Goal of the exercise: Please restate each entry that follows word for word.

Information shown:
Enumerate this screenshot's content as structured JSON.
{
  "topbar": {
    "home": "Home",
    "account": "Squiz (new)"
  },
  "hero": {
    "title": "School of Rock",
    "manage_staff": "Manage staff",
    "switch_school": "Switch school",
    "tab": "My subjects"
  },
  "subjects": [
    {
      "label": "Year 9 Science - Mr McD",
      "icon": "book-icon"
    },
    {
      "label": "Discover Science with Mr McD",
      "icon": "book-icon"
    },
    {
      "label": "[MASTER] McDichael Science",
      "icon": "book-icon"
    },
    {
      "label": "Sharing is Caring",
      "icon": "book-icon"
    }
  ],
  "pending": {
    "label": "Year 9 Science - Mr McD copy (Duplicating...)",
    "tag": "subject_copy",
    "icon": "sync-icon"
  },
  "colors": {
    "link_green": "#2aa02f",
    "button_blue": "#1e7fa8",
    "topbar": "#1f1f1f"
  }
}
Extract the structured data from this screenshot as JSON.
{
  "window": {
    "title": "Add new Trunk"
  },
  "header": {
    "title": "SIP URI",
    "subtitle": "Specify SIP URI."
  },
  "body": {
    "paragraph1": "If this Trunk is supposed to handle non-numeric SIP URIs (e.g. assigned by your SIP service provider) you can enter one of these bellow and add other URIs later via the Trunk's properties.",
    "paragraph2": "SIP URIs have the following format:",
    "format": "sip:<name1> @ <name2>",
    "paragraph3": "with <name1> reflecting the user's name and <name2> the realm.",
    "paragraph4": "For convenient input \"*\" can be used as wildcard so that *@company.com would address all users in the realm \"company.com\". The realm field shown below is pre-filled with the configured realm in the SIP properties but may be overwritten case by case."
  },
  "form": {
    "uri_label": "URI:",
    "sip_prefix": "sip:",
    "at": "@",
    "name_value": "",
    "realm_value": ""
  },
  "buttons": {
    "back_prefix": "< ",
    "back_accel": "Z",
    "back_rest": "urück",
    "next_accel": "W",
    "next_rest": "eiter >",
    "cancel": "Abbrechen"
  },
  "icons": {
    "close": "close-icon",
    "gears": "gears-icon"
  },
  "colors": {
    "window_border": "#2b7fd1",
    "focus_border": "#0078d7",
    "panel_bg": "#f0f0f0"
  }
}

Exercise result:
Enumerate this screenshot's content as structured JSON.
{
  "topbar": {
    "home": "Home",
    "account": "Squiz (new)"
  },
  "hero": {
    "title": "School of Rock",
    "manage_staff": "Manage staff",
    "switch_school": "Switch school",
    "tab": "My subjects"
  },
  "subjects": [
    {
      "label": "Year 9 Science - Mr McD",
      "icon": "book-icon"
    },
    {
      "label": "Discover Science with Mr McD",
      "icon": "book-icon"
    },
    {
      "label": "[MASTER] McDichael Science",
      "icon": "book-icon"
    },
    {
      "label": "Sharing is Caring",
      "icon": "book-icon"
    }
  ],
  "pending": {
    "label": "Year 9 Science - Mr McD copy (Duplicating...)",
    "tag": "subject_copy",
    "icon": "sync-icon"
  },
  "colors": {
    "link_green": "#2aa02f",
    "button_blue": "#1e7fa8",
    "topbar": "#1f1f1f"
  }
}
Extract the structured data from this screenshot as JSON.
{
  "window": {
    "title": "Add new Trunk"
  },
  "header": {
    "title": "SIP URI",
    "subtitle": "Specify SIP URI."
  },
  "body": {
    "paragraph1": "If this Trunk is supposed to handle non-numeric SIP URIs (e.g. assigned by your SIP service provider) you can enter one of these bellow and add other URIs later via the Trunk's properties.",
    "paragraph2": "SIP URIs have the following format:",
    "format": "sip:<name1> @ <name2>",
    "paragraph3": "with <name1> reflecting the user's name and <name2> the realm.",
    "paragraph4": "For convenient input \"*\" can be used as wildcard so that *@company.com would address all users in the realm \"company.com\". The realm field shown below is pre-filled with the configured realm in the SIP properties but may be overwritten case by case."
  },
  "form": {
    "uri_label": "URI:",
    "sip_prefix": "sip:",
    "at": "@",
    "name_value": "",
    "realm_value": ""
  },
  "buttons": {
    "back_prefix": "< ",
    "back_accel": "Z",
    "back_rest": "urück",
    "next_accel": "W",
    "next_rest": "eiter >",
    "cancel": "Abbrechen"
  },
  "icons": {
    "close": "close-icon",
    "gears": "gears-icon"
  },
  "colors": {
    "window_border": "#2b7fd1",
    "focus_border": "#0078d7",
    "panel_bg": "#f0f0f0"
  }
}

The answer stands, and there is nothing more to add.